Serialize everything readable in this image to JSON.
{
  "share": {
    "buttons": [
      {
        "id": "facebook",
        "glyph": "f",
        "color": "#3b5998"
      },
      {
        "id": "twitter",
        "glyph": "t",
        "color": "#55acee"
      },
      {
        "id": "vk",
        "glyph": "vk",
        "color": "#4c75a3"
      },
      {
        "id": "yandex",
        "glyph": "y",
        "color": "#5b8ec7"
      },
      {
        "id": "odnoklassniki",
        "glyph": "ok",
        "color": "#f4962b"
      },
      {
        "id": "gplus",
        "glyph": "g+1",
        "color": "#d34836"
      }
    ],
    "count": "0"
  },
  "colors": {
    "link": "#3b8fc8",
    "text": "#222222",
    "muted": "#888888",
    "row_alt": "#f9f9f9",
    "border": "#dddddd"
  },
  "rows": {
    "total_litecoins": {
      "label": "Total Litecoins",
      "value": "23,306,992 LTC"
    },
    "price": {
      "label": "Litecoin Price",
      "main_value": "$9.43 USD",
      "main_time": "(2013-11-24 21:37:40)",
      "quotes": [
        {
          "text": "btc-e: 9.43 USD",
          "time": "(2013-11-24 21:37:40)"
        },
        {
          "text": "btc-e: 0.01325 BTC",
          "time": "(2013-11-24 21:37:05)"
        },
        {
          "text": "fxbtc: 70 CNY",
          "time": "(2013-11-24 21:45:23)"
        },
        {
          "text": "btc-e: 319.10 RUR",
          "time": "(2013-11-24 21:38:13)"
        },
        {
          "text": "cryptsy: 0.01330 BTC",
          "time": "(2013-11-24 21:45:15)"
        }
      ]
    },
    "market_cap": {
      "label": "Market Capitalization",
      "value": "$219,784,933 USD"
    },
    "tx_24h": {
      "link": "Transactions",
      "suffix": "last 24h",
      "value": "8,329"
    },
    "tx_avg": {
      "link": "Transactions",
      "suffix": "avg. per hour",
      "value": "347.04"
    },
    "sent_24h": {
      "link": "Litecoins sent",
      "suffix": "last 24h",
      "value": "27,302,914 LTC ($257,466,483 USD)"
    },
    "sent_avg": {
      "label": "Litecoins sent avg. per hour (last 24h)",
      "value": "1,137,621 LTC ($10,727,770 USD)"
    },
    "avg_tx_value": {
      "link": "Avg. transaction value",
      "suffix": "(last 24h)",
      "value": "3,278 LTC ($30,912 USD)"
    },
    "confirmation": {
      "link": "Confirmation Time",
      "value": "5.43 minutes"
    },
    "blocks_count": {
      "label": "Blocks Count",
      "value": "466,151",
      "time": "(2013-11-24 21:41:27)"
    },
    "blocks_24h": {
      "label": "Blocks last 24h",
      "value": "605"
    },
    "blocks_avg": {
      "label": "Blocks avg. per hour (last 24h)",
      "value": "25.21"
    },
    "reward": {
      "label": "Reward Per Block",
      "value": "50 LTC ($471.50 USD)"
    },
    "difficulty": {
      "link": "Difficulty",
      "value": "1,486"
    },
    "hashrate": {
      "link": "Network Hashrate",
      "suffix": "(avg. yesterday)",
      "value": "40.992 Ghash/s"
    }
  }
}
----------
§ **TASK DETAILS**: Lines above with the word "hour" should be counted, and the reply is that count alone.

§ **REPLY TO THE TASK**: 3